Records contained in a dataset
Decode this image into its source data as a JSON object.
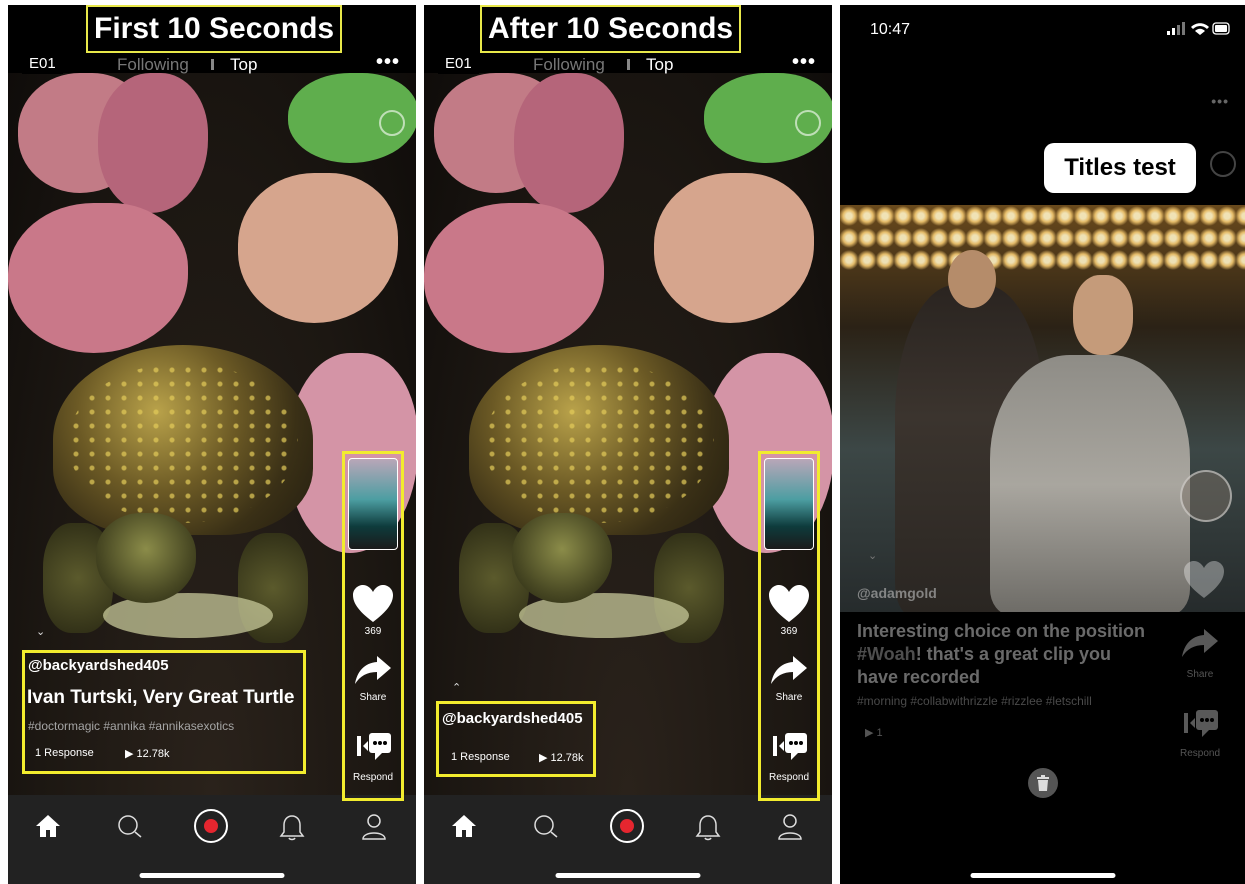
{
  "panel1": {
    "heading": "First 10 Seconds",
    "episode_badge": "E01",
    "tab_following": "Following",
    "tab_top": "Top",
    "username": "@backyardshed405",
    "video_title": "Ivan Turtski, Very Great Turtle",
    "hashtags": "#doctormagic #annika #annikasexotics",
    "responses": "1 Response",
    "views": "▶ 12.78k",
    "likes": "369",
    "share_label": "Share",
    "respond_label": "Respond"
  },
  "panel2": {
    "heading": "After 10 Seconds",
    "episode_badge": "E01",
    "tab_following": "Following",
    "tab_top": "Top",
    "username": "@backyardshed405",
    "responses": "1 Response",
    "views": "▶ 12.78k",
    "likes": "369",
    "share_label": "Share",
    "respond_label": "Respond"
  },
  "panel3": {
    "status_time": "10:47",
    "titles_bubble": "Titles test",
    "username": "@adamgold",
    "caption_plain1": "Interesting choice on the position ",
    "caption_hashtag": "#Woah",
    "caption_plain2": "! that's a great clip you have recorded",
    "hashtags": "#morning #collabwithrizzle #rizzlee #letschill",
    "views": "▶ 1",
    "share_label": "Share",
    "respond_label": "Respond"
  },
  "colors": {
    "highlight": "#f2ec2e",
    "record_red": "#e5262f"
  },
  "icons": [
    "home-icon",
    "search-icon",
    "record-icon",
    "bell-icon",
    "profile-icon",
    "heart-icon",
    "share-icon",
    "respond-icon",
    "trash-icon"
  ]
}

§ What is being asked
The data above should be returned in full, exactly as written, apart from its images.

§ Answer box
Decode this image into its source data as a JSON object.
{
  "panel1": {
    "heading": "First 10 Seconds",
    "episode_badge": "E01",
    "tab_following": "Following",
    "tab_top": "Top",
    "username": "@backyardshed405",
    "video_title": "Ivan Turtski, Very Great Turtle",
    "hashtags": "#doctormagic #annika #annikasexotics",
    "responses": "1 Response",
    "views": "▶ 12.78k",
    "likes": "369",
    "share_label": "Share",
    "respond_label": "Respond"
  },
  "panel2": {
    "heading": "After 10 Seconds",
    "episode_badge": "E01",
    "tab_following": "Following",
    "tab_top": "Top",
    "username": "@backyardshed405",
    "responses": "1 Response",
    "views": "▶ 12.78k",
    "likes": "369",
    "share_label": "Share",
    "respond_label": "Respond"
  },
  "panel3": {
    "status_time": "10:47",
    "titles_bubble": "Titles test",
    "username": "@adamgold",
    "caption_plain1": "Interesting choice on the position ",
    "caption_hashtag": "#Woah",
    "caption_plain2": "! that's a great clip you have recorded",
    "hashtags": "#morning #collabwithrizzle #rizzlee #letschill",
    "views": "▶ 1",
    "share_label": "Share",
    "respond_label": "Respond"
  },
  "colors": {
    "highlight": "#f2ec2e",
    "record_red": "#e5262f"
  },
  "icons": [
    "home-icon",
    "search-icon",
    "record-icon",
    "bell-icon",
    "profile-icon",
    "heart-icon",
    "share-icon",
    "respond-icon",
    "trash-icon"
  ]
}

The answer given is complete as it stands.